What was your greatest achievement as a player?
For women’s football in Italy, the fact that female players will be counted as professionals as of 2022 is a huge achievement for every single person that has played the game as an amateur – our work and dedication has paved the way, and it is a moment I will take great pride in.
Personally, I realised the impact I had upon the game when I retired last season. I received a lot of communications from both teammates and opponents to say that playing with me was an experience that they valued.
For me that was the greatest victory of my career because, as much as trophies are important to every athlete, it’s not what you take from the game that you’ll be remembered by – but rather what you leave behind.
Are there any skills that you learned as a player that are applicable to your work today?
I would say one of my strongest assets is my knowledge of the game, and not just the workings of the top leagues or the national team, but every level that leads up to that.
Women’s football is constantly evolving and I’m always up to date with the latest news and developments across every aspect of the game. As a player I established a true passion for the world of women’s football, and in my experience, that’s just as useful off the pitch as it was on it.
“It’s been great meeting all these women who are so passionate and driven - it’s opened an incredible dialogue”
How do you think that the football industry will benefit from a more diverse leadership?

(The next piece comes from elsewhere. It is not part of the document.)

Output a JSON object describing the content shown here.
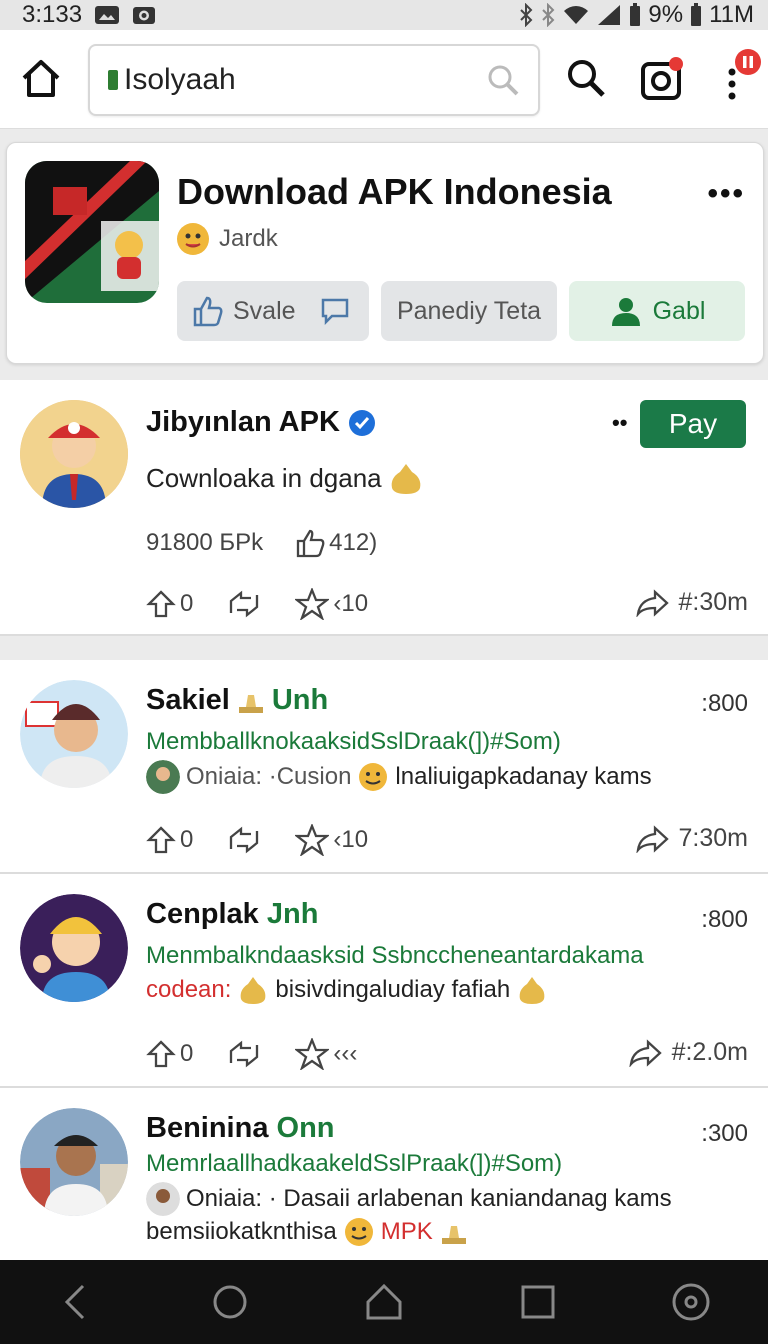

I think diversity is so important at an executive level, as it allows projects and issues to be approached from different standpoints. Working with people with varied backgrounds and experiences from our own helps to promote an open mind and a broader understanding of the industry that we’re working in.
When I first started playing in Iceland I was exposed to not only a different culture, but a completely new perspective of the game. Play was so much more physical, while in Italy we paid more attention to technical skills – it wasn’t better or worse – but just a different approach.
I adapted, and when I came back to Italy I did so as an improved player with a more rounded skillset and vision of the game. I think that’s what every company and industry needs – to learn and be guided by different experiences in order to piece together the full picture, and achieve better results as a consequence.
How have you found the Ready to Board course so far?
It’s been fantastic. Even after the first two weeks I’ve picked up so much that is going to be invaluable to my career – not least of all the self-confidence that I’ve developed as part of the course.
It’s been great meeting all these women who are so passionate and driven in their work, and it’s opened an incredible dialogue. I even recognised some of the participants from my playing days. Diana Matheson and I used to come head-to-head in midfield during the Cyprus Cup while she was representing Canada – she’s very technical and clever, both on the pitch and off!